Here we are all gung ho at the bottom of Grouse Mountain.
Time check: 10:00am. Taking the gondola is an option, but we figured we’d save the cash, and get a warm up in on the BCMC. Mark is sporting his new favourite Salomon visor (stolen from Solana’s house). Mark’s one of those males that struggles with overheating when he exercises. I’m often telling him to ‘pop the top’ when I see him starting to heat up. However, with this visor, the top is always popped, and he gives it rave reviews.
I was happy to be the leader, having hiked the BCMC a few weeks earlier with Solana. Trouble is, when I’m with Solana, I often just blindly follow, so I was a little unsure of how to access the trail. Feeling a little embarrassed, I happened to run into a teaching colleague that was heading out on the Baden Powell, so she and her father pointed out the trail. For those of you that don’t know, and would like to try something different from The Grind, follow these signs!
The parking lot at the trail head was absolutely packed, but things were much quieter meandering up the BCMC:
Near the top, I saw this sign for the first time too! I should really pick my head up every once and a while…
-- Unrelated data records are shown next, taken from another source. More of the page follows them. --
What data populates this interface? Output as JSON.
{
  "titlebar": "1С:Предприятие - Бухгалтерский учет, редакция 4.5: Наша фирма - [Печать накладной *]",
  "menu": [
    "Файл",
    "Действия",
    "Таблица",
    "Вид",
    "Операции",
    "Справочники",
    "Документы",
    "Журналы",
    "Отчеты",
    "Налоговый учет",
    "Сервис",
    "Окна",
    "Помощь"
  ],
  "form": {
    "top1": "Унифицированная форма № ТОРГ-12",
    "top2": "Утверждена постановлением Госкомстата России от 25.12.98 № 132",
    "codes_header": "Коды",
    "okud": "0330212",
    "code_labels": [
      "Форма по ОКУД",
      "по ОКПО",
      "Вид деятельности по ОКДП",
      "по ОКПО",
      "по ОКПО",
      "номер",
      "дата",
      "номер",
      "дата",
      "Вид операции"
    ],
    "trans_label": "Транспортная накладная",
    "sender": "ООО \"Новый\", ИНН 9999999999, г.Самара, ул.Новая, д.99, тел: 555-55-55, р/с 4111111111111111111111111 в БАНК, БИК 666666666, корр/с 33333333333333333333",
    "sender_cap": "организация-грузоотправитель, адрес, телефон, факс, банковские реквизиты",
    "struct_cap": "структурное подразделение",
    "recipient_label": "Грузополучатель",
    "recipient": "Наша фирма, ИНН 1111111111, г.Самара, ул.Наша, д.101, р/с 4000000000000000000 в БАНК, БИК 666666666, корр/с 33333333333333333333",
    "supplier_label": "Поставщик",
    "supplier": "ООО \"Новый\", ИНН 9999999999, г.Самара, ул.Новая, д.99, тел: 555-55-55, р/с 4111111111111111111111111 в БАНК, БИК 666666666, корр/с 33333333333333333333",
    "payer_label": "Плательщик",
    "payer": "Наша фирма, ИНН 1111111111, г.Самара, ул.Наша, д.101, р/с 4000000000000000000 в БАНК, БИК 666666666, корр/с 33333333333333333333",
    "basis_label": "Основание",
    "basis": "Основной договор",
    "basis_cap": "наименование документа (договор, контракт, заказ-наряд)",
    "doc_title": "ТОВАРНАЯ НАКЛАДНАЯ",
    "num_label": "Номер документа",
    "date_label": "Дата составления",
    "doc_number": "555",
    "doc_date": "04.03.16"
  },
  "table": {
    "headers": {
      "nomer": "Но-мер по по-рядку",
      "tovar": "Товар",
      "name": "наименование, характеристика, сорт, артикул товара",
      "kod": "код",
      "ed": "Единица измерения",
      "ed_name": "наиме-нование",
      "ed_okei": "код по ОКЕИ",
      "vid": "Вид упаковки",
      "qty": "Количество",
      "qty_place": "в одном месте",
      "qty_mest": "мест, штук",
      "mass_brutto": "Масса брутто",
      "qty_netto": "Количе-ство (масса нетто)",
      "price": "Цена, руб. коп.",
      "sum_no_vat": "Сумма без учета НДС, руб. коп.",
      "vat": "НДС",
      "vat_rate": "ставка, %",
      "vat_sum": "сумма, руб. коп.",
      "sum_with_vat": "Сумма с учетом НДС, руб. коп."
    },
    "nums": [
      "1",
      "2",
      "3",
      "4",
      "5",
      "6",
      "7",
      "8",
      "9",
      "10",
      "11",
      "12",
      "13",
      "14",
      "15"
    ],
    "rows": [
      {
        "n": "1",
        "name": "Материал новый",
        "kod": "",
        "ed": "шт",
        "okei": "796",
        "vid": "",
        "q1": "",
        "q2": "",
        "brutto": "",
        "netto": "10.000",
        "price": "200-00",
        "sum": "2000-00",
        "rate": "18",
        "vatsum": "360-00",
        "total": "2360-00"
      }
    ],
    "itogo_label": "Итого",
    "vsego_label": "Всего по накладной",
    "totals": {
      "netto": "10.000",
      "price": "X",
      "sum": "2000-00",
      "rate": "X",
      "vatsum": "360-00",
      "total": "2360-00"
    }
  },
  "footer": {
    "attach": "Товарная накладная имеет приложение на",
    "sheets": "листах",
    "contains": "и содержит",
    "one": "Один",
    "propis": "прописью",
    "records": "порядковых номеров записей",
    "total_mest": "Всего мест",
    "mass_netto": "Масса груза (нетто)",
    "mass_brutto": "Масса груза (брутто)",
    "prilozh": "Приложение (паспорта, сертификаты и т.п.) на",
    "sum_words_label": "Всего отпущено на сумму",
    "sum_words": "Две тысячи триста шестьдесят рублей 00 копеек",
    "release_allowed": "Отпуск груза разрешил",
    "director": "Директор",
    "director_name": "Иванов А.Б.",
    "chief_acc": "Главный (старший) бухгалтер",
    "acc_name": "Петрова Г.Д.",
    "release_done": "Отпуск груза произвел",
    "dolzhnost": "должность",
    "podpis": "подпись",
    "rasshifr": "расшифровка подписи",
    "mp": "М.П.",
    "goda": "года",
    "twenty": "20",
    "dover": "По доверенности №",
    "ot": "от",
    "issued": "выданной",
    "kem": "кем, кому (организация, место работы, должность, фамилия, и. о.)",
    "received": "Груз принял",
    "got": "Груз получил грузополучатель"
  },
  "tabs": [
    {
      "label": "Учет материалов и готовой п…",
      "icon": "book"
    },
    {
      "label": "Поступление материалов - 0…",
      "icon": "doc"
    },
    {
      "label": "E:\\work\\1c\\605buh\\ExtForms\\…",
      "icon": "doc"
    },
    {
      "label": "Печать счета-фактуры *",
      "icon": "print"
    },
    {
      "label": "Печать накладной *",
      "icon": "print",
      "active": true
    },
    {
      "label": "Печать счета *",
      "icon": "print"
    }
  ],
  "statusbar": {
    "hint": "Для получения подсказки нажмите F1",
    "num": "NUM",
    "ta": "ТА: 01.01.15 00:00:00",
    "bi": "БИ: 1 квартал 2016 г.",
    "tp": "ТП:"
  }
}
We took the Pipeline route as I know the last bit of the trail has a pipe running partially above ground.
Leg one of the trip down, and back with the masses:
We stopped in the lodge for lunch and a quick shop for bug spray. I remembered the Haynes Valley route had been really buggy near the top of Grouse. On how many hikes can you stop for a bug spray purchase en route?
We hiked through the touristy bits at the top of the gondola until we hit a fork in the road. To the right was a sign that read ‘Hiking Not Recommended,” and to the left, a gravel path. We took the left. This is the reverse of the route we took when hiking Haynes, so we had an inkling of where to go.
Up we went:
You can take the Ridge Trail over Dam Mountain or the Alpine Trial at a bit lower elevation. Both are well marked. We opted for Ridge up and Alpine down.
The sounds of the zipliners and the occasional pipe were the only reminders we were still near civilization:
Around this point, we passed a family and the father said, “Only ten more minutes to the top!” Must have been a different ‘top’ than the one we were heading to.
We soon approached the first sign that actually stated our destination, and sight of the peak (we think!) came soon after:
We knew we would have to descend before our big ascent, and sometimes traveling down is as time consuming as traveling up!
We then hit the post leading to the Crown Mountain Summit. It’s only one kilometre to the top, but a steep kilometre it was!
We hit an opening where you can see where you have to go:
It was nice to take a peek into the Hanes Valley as the day we hiked, it was completely cloudy:
And finally, after crossing a few boulder fields (conveniently marked with yellow and blue paint splatters), we were at the top!
We could see it all: Mt. Baker and Mt. Ranier, The Lions, the whole Lower Mainland, and lots more of which I don’t know the names!
We kind of underestimated our travel time (judging off peoples running times…opps!), and as it was 3:30pm when we reached the top, we didn’t stay too long.
Down we went:
We were back to the top of Grouse by 6:00pm:
We were expecting the hike to take us six hours in total. As it was eight hours total at this time, we hopped the gondola down to the car. I always find a high elevation hike with 360 degree views exhilarating. If you have been through this area, and haven’t hiked up to the top of Crown, the extra grind one kilometre up and back is well worth the effort and the view!
Anyone out there that has ever ‘run’ the Crown Mountain section, I’m in awe of you!
As for running? Now that I’m back on my regular work schedule, I’ve already joined one 5 Peaks-Ladies of the Trails Run and the last 5 Peaks race of the season at Buntzen on Sept 28th is in the calendar!
Oh, and one last iPhone panorama (this summer’s obsession!):
Anyone out there recommend a 360 degree view hike they conquered this summer? We’re taking ideas for the future!
Thanks for having us as guests, S!
Cathy (and Mark)